The Los Angeles Adventure (Part 2)

 
The grandpa TARDIS.

The grandpa TARDIS.

Venice->OC

Part 1: 2012 Passenger | 338,207 miles | $13,700 | Blue

"Can we please, please, please call it the Tardis?" I asked Nick as we sped down the highway in the blue van, referring to a time machine from the British TV show, Doctor Who. Upon arriving, the dealer waved us to go ahead with the test drive. The van was in surprisingly good shape: a few dings in the back, some scratches on the side of the body, one rather severe-looking rust spot on the ceiling, but nothing super major.

We had obvious reservations about Grandpa, as I had begun calling it, but the engine revved to life without a hitch and ride was buttery smooth. Nick did a happy dance as we zoomed down the highway, and I began belting Disney's Hercules' "I won't say (that I'm in love)." 

As we sped faster, one odd thing popped out: the van refused to go above 65mph. Nick had previously read about the dreaded "speed governer", which rental companies put on to dissuade any thoughts of burning rubber. I had brushed it off as an anomaly, but now it came back to haunt us.

Part 2: 2008 Cargo | 200k+ miles | $22.5k | White

After returning the van, we didn't have time to debate before rushing off to our second appointment. Our potential seller and guitarist, John, had converted a white cargo with his brother to live in full-time. 

We found John jamming out on the sofa in his van watching TV. After a brief van tour, he revved up the engine for a little drive around. First sharp turn, I watched the cereal bowl fly off the counter, seemingly in slow-mo. Second turn, the toothbrush flew out from a cabinet like a projectile.

John laughed "don't worry about it, just hold my guitar!" 

In a nutshell, his conversion didn't quite suit our needs, but the company was great and he gave us plenty of conversion tips. He was in no rush to sell: the van was, after all, his current home. Without it, he'd have to come up with an alternative plan, fast.

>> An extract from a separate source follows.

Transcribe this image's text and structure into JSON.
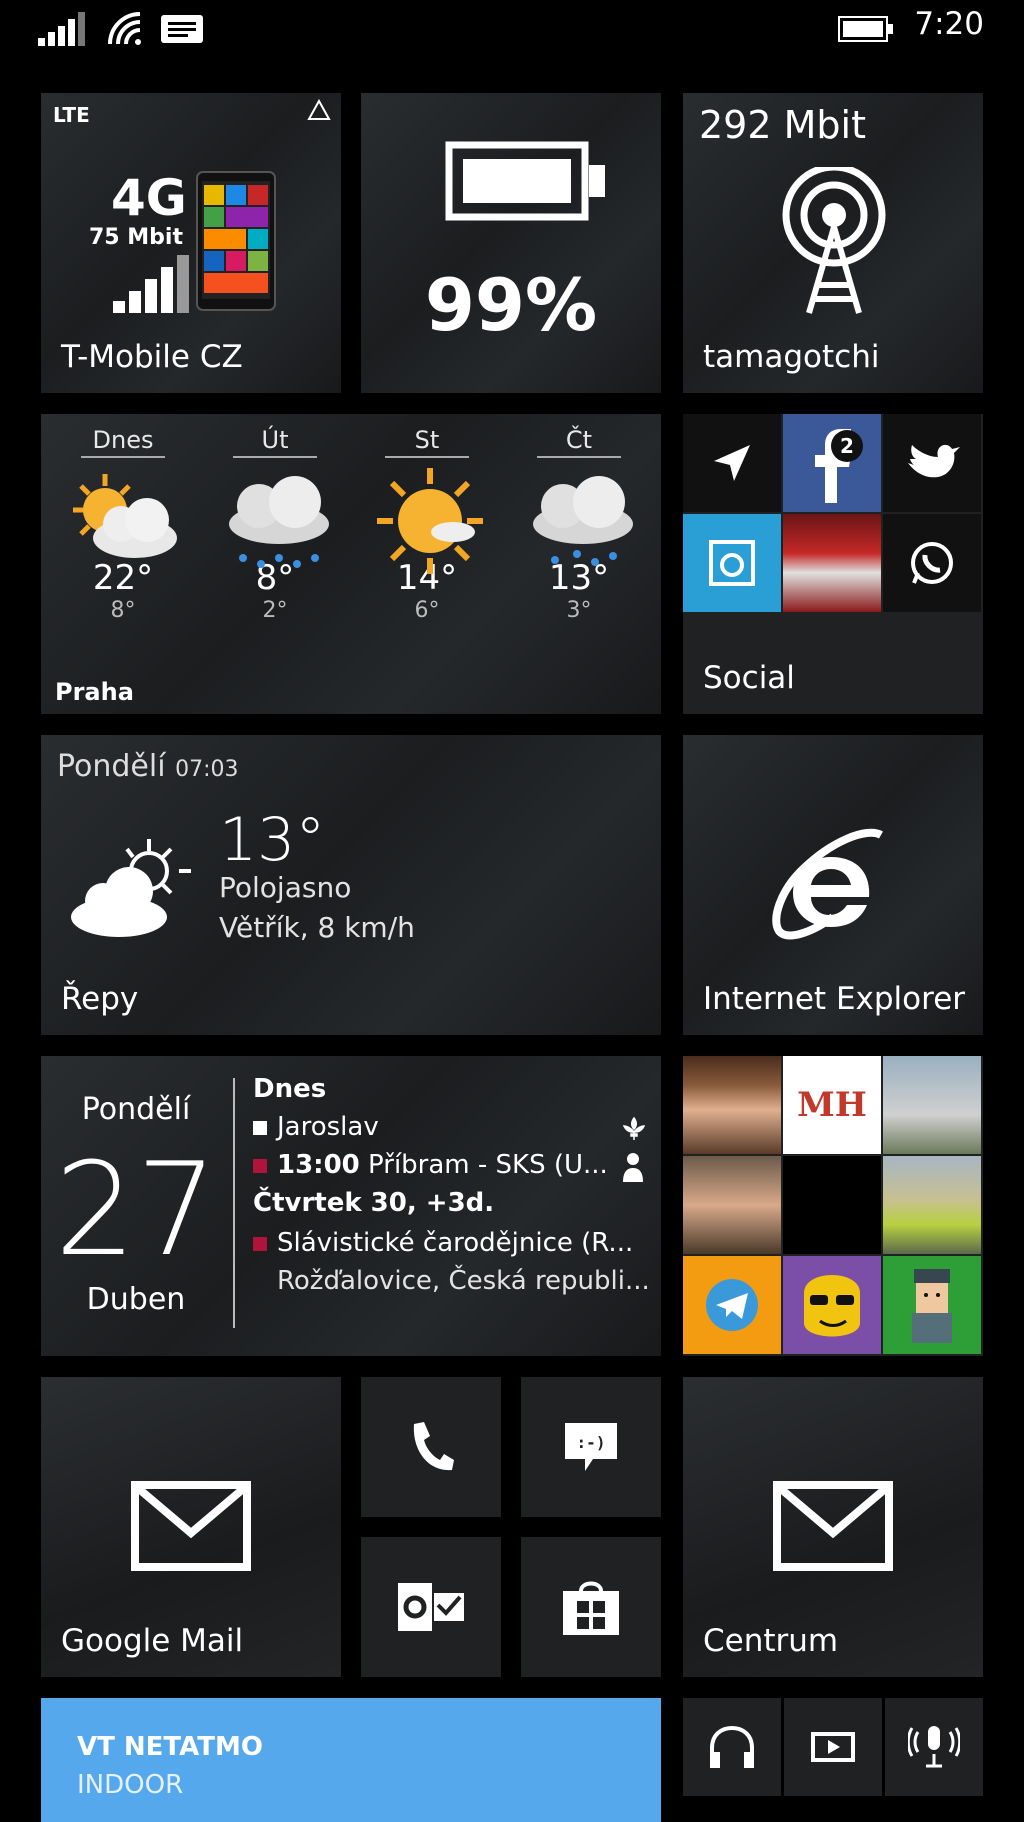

"Maybe travel somewhere, you know?" he said, jokingly adding that his future was now in our hands.

John was the first #vanlifer that we met in real life, and really stocked my excitement on connecting with all the nomads that we have yet to meet.

Part 3: 2012 Passenger | 338,207 miles | $13,700 | Blue

We spent the night in Long Beach, enjoying the view while discussing a game plan for the blue van. A pre-purchase inspection was absolutely necessary, given its age. Sleep deprived, tired but also excited, we eagerly waited for the next day.

6AM. Blaring alarm. I jumped out of bed, groggy and confused. After a few brain misfires, I managed to schedule an inspection with First Class Autoworks, conveniently located 15 minutes away from the dealer.

Two hours later, while I sat petting the ultra-sweet doberman napping in the shop, Nick heard our mechanic whisper to the front desk "it's not good." 

My heart instantly sank. Logically I knew that the chance of something wrong was high - it has such a high mileage after all. But we were both emotionally invested.

Like an anxious parent called to a parent-teacher conference, I braced myself as the mechanic sat down with us to go down the list.

And it was a long list. Massive oil leaks, source unknown. Suspension uneven. Brake vacuum broken. Drivetrain stabilizers cracked. 

"You're looking at about at least $5k in repairs," the mechanic said, expertly navigating the line between sympathetic and solemn. "But then the car is at a point in its life when you'll have to start replacing parts, like the Turbo. And they're not cheap."

My heart dropped lower with each diagnosis. But it wasn't ready to give up. There were no glaring problems with the engine, transmission or turbo. The stuff we had to fix was costly, but not integral to the vehicle operation. And given it's price, maybe it's worth it?

I confess: I'm a scientist by training, but I often let emotions lead my major decisions. Nick, on the other hand, prefers excel sheets in order to compare apples-to-apples. Even with our cognitive differences, as we sat in a fast food Mexican joint that afternoon, we came to the same conclusion: let's bet on it.

Sure, it's high miles. Sure, we might not be able to sell it later. But it drives so well, costs so low, and it won't be the first time we bought a geriatric car that never gave us any problems.

In the end, one phone call rested the debate. At the bank, as we were ready to get the cash, Nick remembered the speed regulator. And it was bad news. As large as the Sprinter community is, removing the speed governer seemed to be the stuff of urban legends without any verifiable details or sources. Nick called a local MB dealer to get clarity. They told us that they "don't have the authority" to remove it.

Damn.

65mph. 65mph! That's nothing on the freeway! Neither of us are speed demons, but 65mph won't even get us fast enough to pass a long hauler, or rush out of a potential dangerous situation. And combined with all the other fixes that we have to do...we looked at each other:

"I don't think we can buy this."